The program took about 20,000 guns off the streets in 80 cities in its first year, according to HUD estimates.
Rome Housing Authority buybacks were held May 13, 2000, and June 23.
Vasser said Romans sold their guns for a variety of reasons. Several sellers said they had had a child since they bought their gun and did not want a gun in the house with their child, he said.
Recovered guns ranged from small .22-caliber handguns to AK-47 replicas.
“If we look at the success in Rome and Floyd County, the recovered weapons were consistent with the types of guns commonly used in crimes,” said Vasser. “Many people were concerned that if they sold their guns to anyone else, the gun would be used to commit a crime.”
Rome Police Chief Hubert Smith said ending the program will have some negative effects on the community.
“I support the gun buyback program,” he said. “Every gun that comes off the street is one less we have to worry about.”
Smith said the greatest effect of the funding cuts will be in public housing.
“Our public housing program is a good one,” he said. “It plays an important role in making public housing a better environment to live in. Rome’s police work hand-in-hand with the Rome Housing Authority, and we have helped people be safe in public homes.”
The $15 million program began in November 1999 under the Clinton administration.
Kevin Morison, spokesman for the Washington, D.C., police, said, “It would be hard to believe that not one of the weapons we took off the streets” would have been used in a crime.

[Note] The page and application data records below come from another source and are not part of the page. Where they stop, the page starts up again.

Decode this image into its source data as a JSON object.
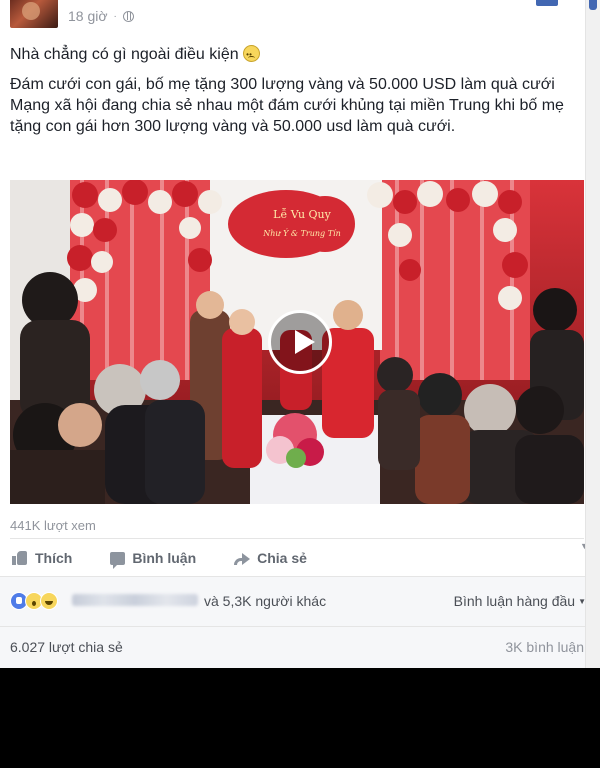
{
  "post": {
    "timestamp": "18 giờ",
    "separator": "·",
    "privacy_icon": "globe-icon",
    "status_line": "Nhà chẳng có gì ngoài điều kiện",
    "headline": "Đám cưới con gái, bố mẹ tặng 300 lượng vàng và 50.000 USD làm quà cưới",
    "body": "Mạng xã hội đang chia sẻ nhau một đám cưới khủng tại miền Trung khi bố mẹ tặng con gái hơn 300 lượng vàng và 50.000 usd làm quà cưới.",
    "video": {
      "banner_line1": "Lễ Vu Quy",
      "banner_line2": "Như Ý  &  Trung Tín"
    },
    "views": "441K lượt xem"
  },
  "actions": {
    "like": "Thích",
    "comment": "Bình luận",
    "share": "Chia sẻ"
  },
  "reactions": {
    "icons": [
      "like-icon",
      "wow-icon",
      "haha-icon"
    ],
    "others": "và 5,3K người khác",
    "sort": "Bình luận hàng đầu"
  },
  "stats": {
    "shares": "6.027 lượt chia sẻ",
    "comments": "3K bình luận"
  },
  "colors": {
    "facebook_blue": "#4267b2",
    "meta_gray": "#90949c",
    "wedding_red": "#c8202a"
  }
}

But other people have questioned the legality of the program. A General Accounting Office study requested by Rep. James Walsh, R-N.Y., claimed that HUD could not buy guns with funds meant to help eliminate illegal drugs.
The program’s opponents also say there is no evidence it has removed criminals’ guns from the streets or lowered the death rate from firearms.
“The success of these programs has never been demonstrated in any study,” National Rifle Association lobbyist John Frazer said in a discussion Monday.
Gun control advocates saw the move as further evidence of a Bush administration push to erode gun laws.
A few weeks ago, Attorney General John Ashcroft shortened the amount of time that gun purchasers’ instant-background-check records can be kept by the government from 90 days to just 24 hours.
“It’s sad, but not surprising, to see George Bush and the Republicans turning their party into a wholly owned subsidiary of the gun lobby,” said former HUD secretary Andrew Cuomo, who launched the buyback program.
Cuomo is currently seeking the Democratic nomination for governor of New York.
HUD is simply cutting off funds, the agency suggested.
HUD officials said that while funding for the program was being eliminated, individual housing authorities could still take the liberty of running buyback programs with their own money if they chose to.
“This is clearly not part of the core mission of HUD,” spokeswoman Nancy Segerdahl said Monday.
She said that HUD was focusing on affordable housing and was no longer participating in the Communities for Safer Guns Coalition begun by Cuomo.
Officials at HUD said funding for the buyback program was cut because the program could make no guarantees that it was decreasing the supply of guns to criminals nor make any assurance that lawbreakers were surrendering their wea-pons.
HUD said buybacks remove only 1 to 2 percent of guns from the streets. HUD also said that public housing authorities have shown little interest in making use of the program.
Only 100 of the 1,000 housing authorities were participating, they said.
The Associated Press contributed to this report